▶ Brief
Repeat these records exactly, pictures excluded.

▶ The records
○ ○ ○ ○

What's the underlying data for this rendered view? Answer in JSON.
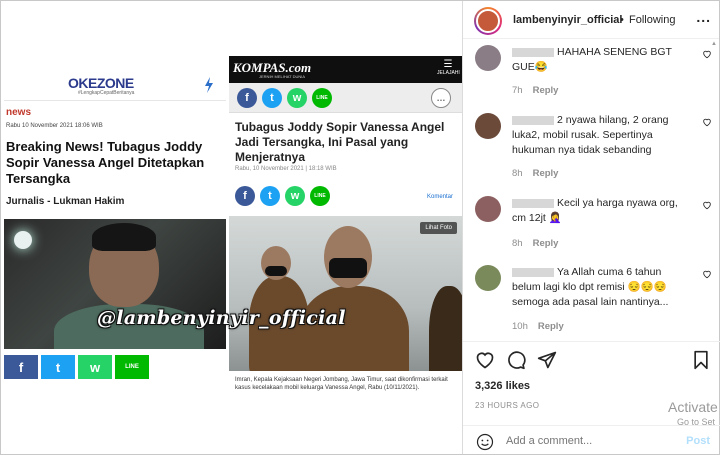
{
  "okezone": {
    "logo": "OKEZONE",
    "tagline": "#LengkapCepatBeritanya",
    "category": "news",
    "date": "Rabu 10 November 2021 18:06 WIB",
    "title": "Breaking News! Tubagus Joddy Sopir Vanessa Angel Ditetapkan Tersangka",
    "author": "Jurnalis - Lukman Hakim",
    "share_fb": "f",
    "share_tw": "t",
    "share_wa": "w",
    "share_line": "LINE"
  },
  "kompas": {
    "logo": "KOMPAS.com",
    "subtitle": "JERNIH MELIHAT DUNIA",
    "menu_label": "JELAJAHI",
    "title": "Tubagus Joddy Sopir Vanessa Angel Jadi Tersangka, Ini Pasal yang Menjeratnya",
    "date": "Rabu, 10 November 2021 | 18:18 WIB",
    "komentar": "Komentar",
    "lihat_foto": "Lihat Foto",
    "caption": "Imran, Kepala Kejaksaan Negeri Jombang, Jawa Timur, saat dikonfirmasi terkait kasus kecelakaan mobil keluarga Vanessa Angel, Rabu (10/11/2021)."
  },
  "watermark": "@lambenyinyir_official",
  "panel": {
    "username": "lambenyinyir_official",
    "dot": "•",
    "follow_status": "Following",
    "more": "...",
    "comments": [
      {
        "text": "HAHAHA SENENG BGT GUE😂",
        "time": "7h",
        "reply": "Reply",
        "avatar_color": "#8a7d86"
      },
      {
        "text": "2 nyawa hilang, 2 orang luka2, mobil rusak. Sepertinya hukuman nya tidak sebanding",
        "time": "8h",
        "reply": "Reply",
        "avatar_color": "#6b4a3a"
      },
      {
        "text": "Kecil ya harga nyawa org, cm 12jt 🤦‍♀️",
        "time": "8h",
        "reply": "Reply",
        "avatar_color": "#8c6060"
      },
      {
        "text": "Ya Allah cuma 6 tahun belum lagi klo dpt remisi 😔😔😔 semoga ada pasal lain nantinya...",
        "time": "10h",
        "reply": "Reply",
        "avatar_color": "#7a8a5a"
      }
    ],
    "likes": "3,326 likes",
    "posted_ago": "23 HOURS AGO",
    "add_comment_placeholder": "Add a comment...",
    "post_label": "Post",
    "activate_line1": "Activate",
    "activate_line2": "Go to Set"
  }
}
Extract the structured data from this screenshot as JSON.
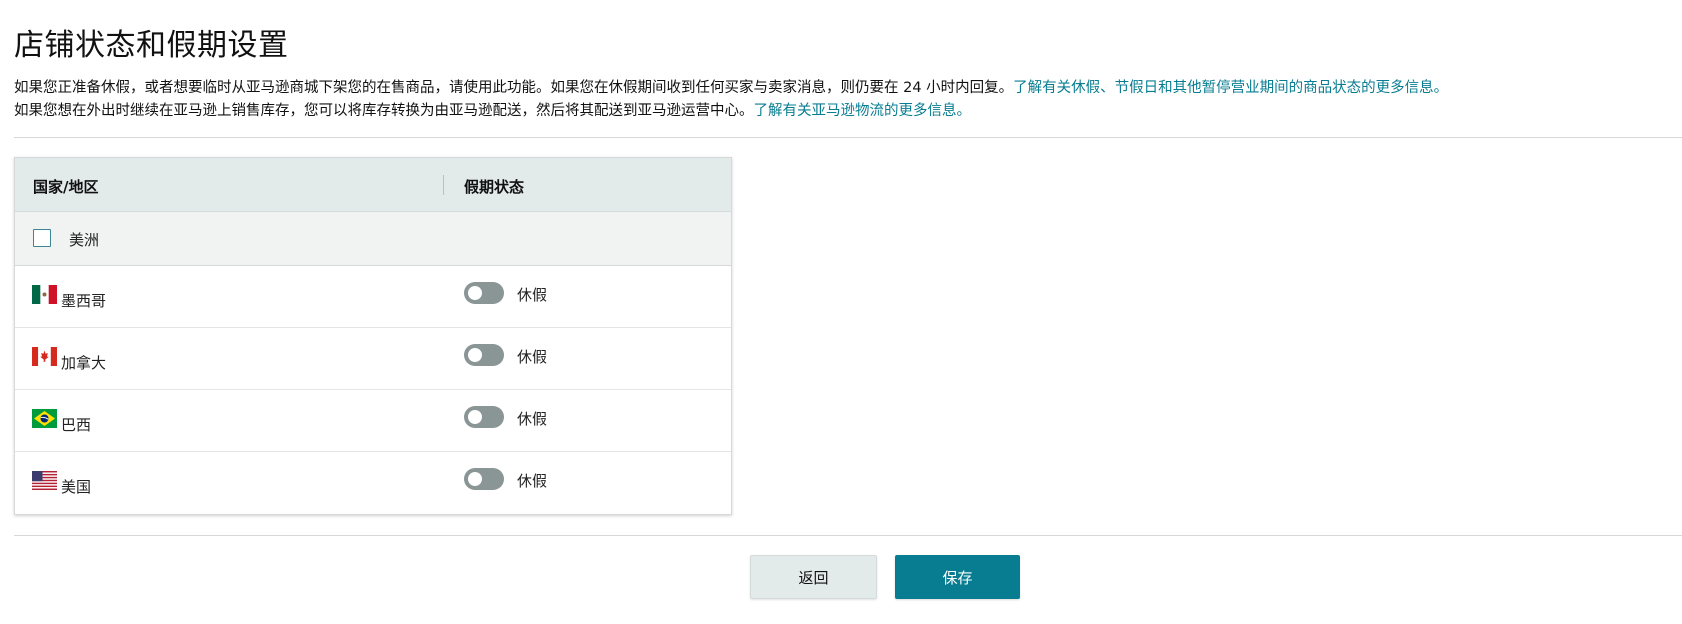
{
  "page": {
    "title": "店铺状态和假期设置",
    "description_line1_text": "如果您正准备休假，或者想要临时从亚马逊商城下架您的在售商品，请使用此功能。如果您在休假期间收到任何买家与卖家消息，则仍要在 24 小时内回复。",
    "description_line1_link": "了解有关休假、节假日和其他暂停营业期间的商品状态的更多信息。",
    "description_line2_text": "如果您想在外出时继续在亚马逊上销售库存，您可以将库存转换为由亚马逊配送，然后将其配送到亚马逊运营中心。",
    "description_line2_link": "了解有关亚马逊物流的更多信息。"
  },
  "table": {
    "col_country": "国家/地区",
    "col_status": "假期状态",
    "group_label": "美洲",
    "group_checked": false,
    "rows": [
      {
        "country": "墨西哥",
        "flag": "mexico-flag-icon",
        "toggle_label": "休假",
        "on": false
      },
      {
        "country": "加拿大",
        "flag": "canada-flag-icon",
        "toggle_label": "休假",
        "on": false
      },
      {
        "country": "巴西",
        "flag": "brazil-flag-icon",
        "toggle_label": "休假",
        "on": false
      },
      {
        "country": "美国",
        "flag": "usa-flag-icon",
        "toggle_label": "休假",
        "on": false
      }
    ]
  },
  "actions": {
    "back_label": "返回",
    "save_label": "保存"
  },
  "colors": {
    "accent": "#087d91",
    "link": "#087d91",
    "header_bg": "#e3eaea",
    "toggle_off": "#8a9595"
  }
}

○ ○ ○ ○

▶ Output for this exercise
What's the underlying data for this rendered view? Answer in JSON.
{
  "okezone": {
    "logo": "OKEZONE",
    "tagline": "#LengkapCepatBeritanya",
    "category": "news",
    "date": "Rabu 10 November 2021 18:06 WIB",
    "title": "Breaking News! Tubagus Joddy Sopir Vanessa Angel Ditetapkan Tersangka",
    "author": "Jurnalis - Lukman Hakim",
    "share_fb": "f",
    "share_tw": "t",
    "share_wa": "w",
    "share_line": "LINE"
  },
  "kompas": {
    "logo": "KOMPAS.com",
    "subtitle": "JERNIH MELIHAT DUNIA",
    "menu_label": "JELAJAHI",
    "title": "Tubagus Joddy Sopir Vanessa Angel Jadi Tersangka, Ini Pasal yang Menjeratnya",
    "date": "Rabu, 10 November 2021 | 18:18 WIB",
    "komentar": "Komentar",
    "lihat_foto": "Lihat Foto",
    "caption": "Imran, Kepala Kejaksaan Negeri Jombang, Jawa Timur, saat dikonfirmasi terkait kasus kecelakaan mobil keluarga Vanessa Angel, Rabu (10/11/2021)."
  },
  "watermark": "@lambenyinyir_official",
  "panel": {
    "username": "lambenyinyir_official",
    "dot": "•",
    "follow_status": "Following",
    "more": "...",
    "comments": [
      {
        "text": "HAHAHA SENENG BGT GUE😂",
        "time": "7h",
        "reply": "Reply",
        "avatar_color": "#8a7d86"
      },
      {
        "text": "2 nyawa hilang, 2 orang luka2, mobil rusak. Sepertinya hukuman nya tidak sebanding",
        "time": "8h",
        "reply": "Reply",
        "avatar_color": "#6b4a3a"
      },
      {
        "text": "Kecil ya harga nyawa org, cm 12jt 🤦‍♀️",
        "time": "8h",
        "reply": "Reply",
        "avatar_color": "#8c6060"
      },
      {
        "text": "Ya Allah cuma 6 tahun belum lagi klo dpt remisi 😔😔😔 semoga ada pasal lain nantinya...",
        "time": "10h",
        "reply": "Reply",
        "avatar_color": "#7a8a5a"
      }
    ],
    "likes": "3,326 likes",
    "posted_ago": "23 HOURS AGO",
    "add_comment_placeholder": "Add a comment...",
    "post_label": "Post",
    "activate_line1": "Activate",
    "activate_line2": "Go to Set"
  }
}
Extract the structured data from this screenshot as JSON.
{
  "page": {
    "title": "店铺状态和假期设置",
    "description_line1_text": "如果您正准备休假，或者想要临时从亚马逊商城下架您的在售商品，请使用此功能。如果您在休假期间收到任何买家与卖家消息，则仍要在 24 小时内回复。",
    "description_line1_link": "了解有关休假、节假日和其他暂停营业期间的商品状态的更多信息。",
    "description_line2_text": "如果您想在外出时继续在亚马逊上销售库存，您可以将库存转换为由亚马逊配送，然后将其配送到亚马逊运营中心。",
    "description_line2_link": "了解有关亚马逊物流的更多信息。"
  },
  "table": {
    "col_country": "国家/地区",
    "col_status": "假期状态",
    "group_label": "美洲",
    "group_checked": false,
    "rows": [
      {
        "country": "墨西哥",
        "flag": "mexico-flag-icon",
        "toggle_label": "休假",
        "on": false
      },
      {
        "country": "加拿大",
        "flag": "canada-flag-icon",
        "toggle_label": "休假",
        "on": false
      },
      {
        "country": "巴西",
        "flag": "brazil-flag-icon",
        "toggle_label": "休假",
        "on": false
      },
      {
        "country": "美国",
        "flag": "usa-flag-icon",
        "toggle_label": "休假",
        "on": false
      }
    ]
  },
  "actions": {
    "back_label": "返回",
    "save_label": "保存"
  },
  "colors": {
    "accent": "#087d91",
    "link": "#087d91",
    "header_bg": "#e3eaea",
    "toggle_off": "#8a9595"
  }
}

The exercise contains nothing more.